This interesting article by Julie Beck on The Atlantic, titled How It Became Normal to Ignore Texts and Emails, is an exhaustive description of what digital communications are demanding right now: immediateness.
Though messaging was initially an asynchronous communication method, nowadays you are supposed to reply instantly or you will be inevitably late and - worse - you could show lack of interest or respect for the other party.
Being a remote worker, I know that emails are expected to be answered immediately and that that sending an email is considered as calling over the phone or entering your store. The longer the wait, the higher the chances that your customer will walk out / hang up on you and take their business elsewhere.
Revising my spam inbox daily and multiple times a day should be part of my routine. Unfortunately, it is not and I have just found an inquiry from a prospect dated April 4th.
Another example of the consequences of my lack of immediateness comes from a Yahoo! mailing list I am a member of, where someone was interested in my services. Back then, I received just a daily digest of that mailing list to avoid being notified every 5 minutes or so about new messages, so by the time I replied (6 hours later) the job was already gone to someone else because it was 'urgent' (what is not urgent, nowadays?) Of course, the prospect could have googled my name, found my website and contacted me through that channel. But, why bother when they could simply email someone else already in their contact list?

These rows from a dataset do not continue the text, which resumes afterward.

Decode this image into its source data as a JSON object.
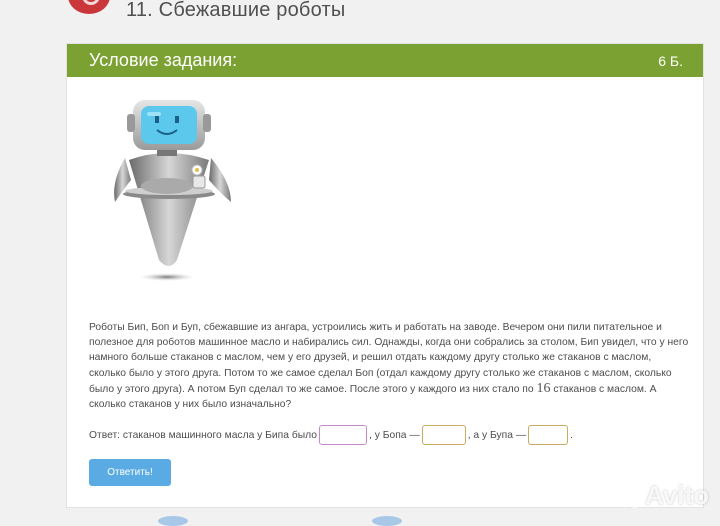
{
  "header": {
    "task_title": "11. Сбежавшие роботы"
  },
  "card": {
    "condition_title": "Условие задания:",
    "points": "6 Б."
  },
  "problem": {
    "part1": "Роботы Бип, Боп и Буп, сбежавшие из ангара, устроились жить и работать на заводе. Вечером они пили питательное и полезное для роботов машинное масло и набирались сил. Однажды, когда они собрались за столом, Бип увидел, что у него намного больше стаканов с маслом, чем у его друзей, и решил отдать каждому другу столько же стаканов с маслом, сколько было у этого друга. Потом то же самое сделал Боп (отдал каждому другу столько же стаканов с маслом, сколько было у этого друга). А потом Буп сделал то же самое. После этого у каждого из них стало по ",
    "number": "16",
    "part2": " стаканов с маслом. А сколько стаканов у них было изначально?"
  },
  "answer": {
    "prefix": "Ответ: стаканов машинного масла у Бипа было",
    "bop_label": ", у Бопа —",
    "bup_label": ", а у Бупа —",
    "suffix": ".",
    "bip_value": "",
    "bop_value": "",
    "bup_value": ""
  },
  "submit": {
    "label": "Ответить!"
  },
  "watermark": {
    "text": "Avito"
  },
  "colors": {
    "header_green": "#7aa131",
    "button_blue": "#5aabe3",
    "badge_red": "#c9373a",
    "robot_screen": "#5cc8ec"
  },
  "icons": [
    "robot-illustration",
    "avito-logo-icon"
  ]
}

Pressure and anxiety are two common consequences of this new way to work and interact on digital media. And being glued to the screen is often a professional duty and not a personal choice.